Rated Best Book of 2011, Runner Up by BookBrowse Members
Gorgeous and exhilarating, The Greater Journey
surveys the varieties of American greatness expressed over a seventy-year period in Paris. McCullough demonstrates how Paris was a muse to a variety of American men and women (among them, academics, scientists, artists, and politicians), and he describes how the city's cultural and political offerings tested, inspired, educated, ennobled and enabled its talented American visitors.
Despite the breathtaking range and fascinating intricacies of McCullough's history, including the varied achievements of Americans in Paris and the many splendors of the city, a modest but powerful preoccupation connects the stories - work, hard work, relentless work. The disparate individuals McCullough follows are united by a serious sense of purpose that carries...
Beyond the Book
No review can do justice to the range of McCullough's book, the number of intriguing Americans he chronicles, or the important works they produced. Notable, memorable, and especially moving are McCullough's accounts of George Catlin, painter of Native Americans, and the group of Iowans who visited Paris with him; of P.T. Barnum and Tom Thumb's triumphant visit; of Harriet Beecher Stowe's almost physical reaction to Gericault's The Raft of the Medusa

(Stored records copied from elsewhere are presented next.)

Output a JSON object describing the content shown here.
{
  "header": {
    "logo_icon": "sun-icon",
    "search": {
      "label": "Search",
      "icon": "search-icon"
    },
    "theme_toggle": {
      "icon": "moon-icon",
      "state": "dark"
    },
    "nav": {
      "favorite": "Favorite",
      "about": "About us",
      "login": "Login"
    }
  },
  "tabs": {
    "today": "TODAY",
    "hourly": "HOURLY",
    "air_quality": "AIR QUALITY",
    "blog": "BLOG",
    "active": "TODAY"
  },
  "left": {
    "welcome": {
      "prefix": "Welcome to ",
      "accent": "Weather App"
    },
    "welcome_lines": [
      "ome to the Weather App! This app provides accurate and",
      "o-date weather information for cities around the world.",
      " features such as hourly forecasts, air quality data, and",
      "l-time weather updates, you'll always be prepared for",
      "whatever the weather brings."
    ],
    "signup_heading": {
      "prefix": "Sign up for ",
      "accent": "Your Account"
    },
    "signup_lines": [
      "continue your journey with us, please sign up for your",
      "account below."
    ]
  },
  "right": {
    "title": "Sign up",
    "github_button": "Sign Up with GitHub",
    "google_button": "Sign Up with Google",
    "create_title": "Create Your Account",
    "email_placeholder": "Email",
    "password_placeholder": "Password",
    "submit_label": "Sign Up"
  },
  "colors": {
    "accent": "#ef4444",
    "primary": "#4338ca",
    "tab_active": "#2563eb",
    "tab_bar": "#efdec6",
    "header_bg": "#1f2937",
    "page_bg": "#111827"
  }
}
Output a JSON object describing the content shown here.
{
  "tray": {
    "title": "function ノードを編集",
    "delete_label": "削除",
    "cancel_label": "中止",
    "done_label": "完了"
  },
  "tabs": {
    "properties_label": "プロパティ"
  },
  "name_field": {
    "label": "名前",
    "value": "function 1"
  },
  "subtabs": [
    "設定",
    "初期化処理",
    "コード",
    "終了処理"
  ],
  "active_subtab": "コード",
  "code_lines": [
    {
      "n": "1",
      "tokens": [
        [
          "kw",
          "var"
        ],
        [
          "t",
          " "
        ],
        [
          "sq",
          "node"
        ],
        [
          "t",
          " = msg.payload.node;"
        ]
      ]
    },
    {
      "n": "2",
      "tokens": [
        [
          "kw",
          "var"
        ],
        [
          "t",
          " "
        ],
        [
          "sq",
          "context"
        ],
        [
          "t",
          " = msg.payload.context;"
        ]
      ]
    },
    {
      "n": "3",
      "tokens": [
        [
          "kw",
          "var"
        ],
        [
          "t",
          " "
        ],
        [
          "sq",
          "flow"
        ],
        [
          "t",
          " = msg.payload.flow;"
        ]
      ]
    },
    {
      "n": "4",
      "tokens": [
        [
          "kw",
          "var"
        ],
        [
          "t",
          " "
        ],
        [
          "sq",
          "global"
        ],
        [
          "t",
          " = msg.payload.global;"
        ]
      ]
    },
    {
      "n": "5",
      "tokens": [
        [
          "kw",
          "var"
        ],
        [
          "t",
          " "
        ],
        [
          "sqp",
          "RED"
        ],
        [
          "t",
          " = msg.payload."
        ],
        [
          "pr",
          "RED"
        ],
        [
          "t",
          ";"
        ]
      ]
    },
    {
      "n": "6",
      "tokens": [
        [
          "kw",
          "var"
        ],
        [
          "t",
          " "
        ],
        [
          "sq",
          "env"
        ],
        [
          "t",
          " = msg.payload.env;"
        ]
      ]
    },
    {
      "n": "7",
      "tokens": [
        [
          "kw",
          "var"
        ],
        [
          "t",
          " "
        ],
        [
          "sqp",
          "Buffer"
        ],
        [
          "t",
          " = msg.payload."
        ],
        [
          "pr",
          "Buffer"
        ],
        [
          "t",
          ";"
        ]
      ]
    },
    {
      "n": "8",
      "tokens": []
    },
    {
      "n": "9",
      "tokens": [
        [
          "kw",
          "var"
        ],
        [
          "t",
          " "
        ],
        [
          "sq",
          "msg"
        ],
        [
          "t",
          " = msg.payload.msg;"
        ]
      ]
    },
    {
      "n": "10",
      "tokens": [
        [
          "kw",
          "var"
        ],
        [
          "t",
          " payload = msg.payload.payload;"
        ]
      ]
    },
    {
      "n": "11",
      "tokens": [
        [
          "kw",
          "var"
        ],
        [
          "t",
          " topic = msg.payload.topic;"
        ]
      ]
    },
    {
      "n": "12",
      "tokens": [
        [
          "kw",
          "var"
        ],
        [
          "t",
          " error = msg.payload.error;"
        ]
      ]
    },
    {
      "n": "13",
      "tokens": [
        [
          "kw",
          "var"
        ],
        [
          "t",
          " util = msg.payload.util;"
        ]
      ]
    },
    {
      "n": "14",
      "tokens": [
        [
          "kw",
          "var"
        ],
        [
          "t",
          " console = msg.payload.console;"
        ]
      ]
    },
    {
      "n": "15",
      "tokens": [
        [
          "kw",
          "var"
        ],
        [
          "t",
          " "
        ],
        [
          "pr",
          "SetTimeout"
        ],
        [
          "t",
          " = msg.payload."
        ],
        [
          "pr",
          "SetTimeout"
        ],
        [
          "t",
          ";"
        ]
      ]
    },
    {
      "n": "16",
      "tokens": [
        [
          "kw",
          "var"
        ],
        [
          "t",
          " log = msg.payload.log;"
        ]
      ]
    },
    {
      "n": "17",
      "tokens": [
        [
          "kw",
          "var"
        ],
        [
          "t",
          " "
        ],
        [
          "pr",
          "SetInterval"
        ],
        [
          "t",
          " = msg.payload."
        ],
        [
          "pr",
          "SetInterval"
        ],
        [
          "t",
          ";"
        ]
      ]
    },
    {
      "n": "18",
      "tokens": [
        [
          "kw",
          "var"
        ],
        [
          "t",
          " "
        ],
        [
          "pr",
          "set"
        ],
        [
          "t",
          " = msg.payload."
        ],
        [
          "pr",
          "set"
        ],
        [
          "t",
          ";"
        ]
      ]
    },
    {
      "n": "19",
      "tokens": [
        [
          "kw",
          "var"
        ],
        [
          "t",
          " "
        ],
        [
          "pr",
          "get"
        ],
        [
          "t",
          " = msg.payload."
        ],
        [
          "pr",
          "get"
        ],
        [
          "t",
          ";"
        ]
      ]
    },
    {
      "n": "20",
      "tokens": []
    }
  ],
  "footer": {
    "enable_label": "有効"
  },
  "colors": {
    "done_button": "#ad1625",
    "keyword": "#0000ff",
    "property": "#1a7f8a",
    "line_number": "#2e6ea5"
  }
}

in the Louvre; of Augustus Saint-Gaudens's rise from a poor apprentice to masterful creator of revolutionary sculptures; of John Singer Sargent's genius as a painter and the creation of his scandalous portrait of the alluring "Madame X".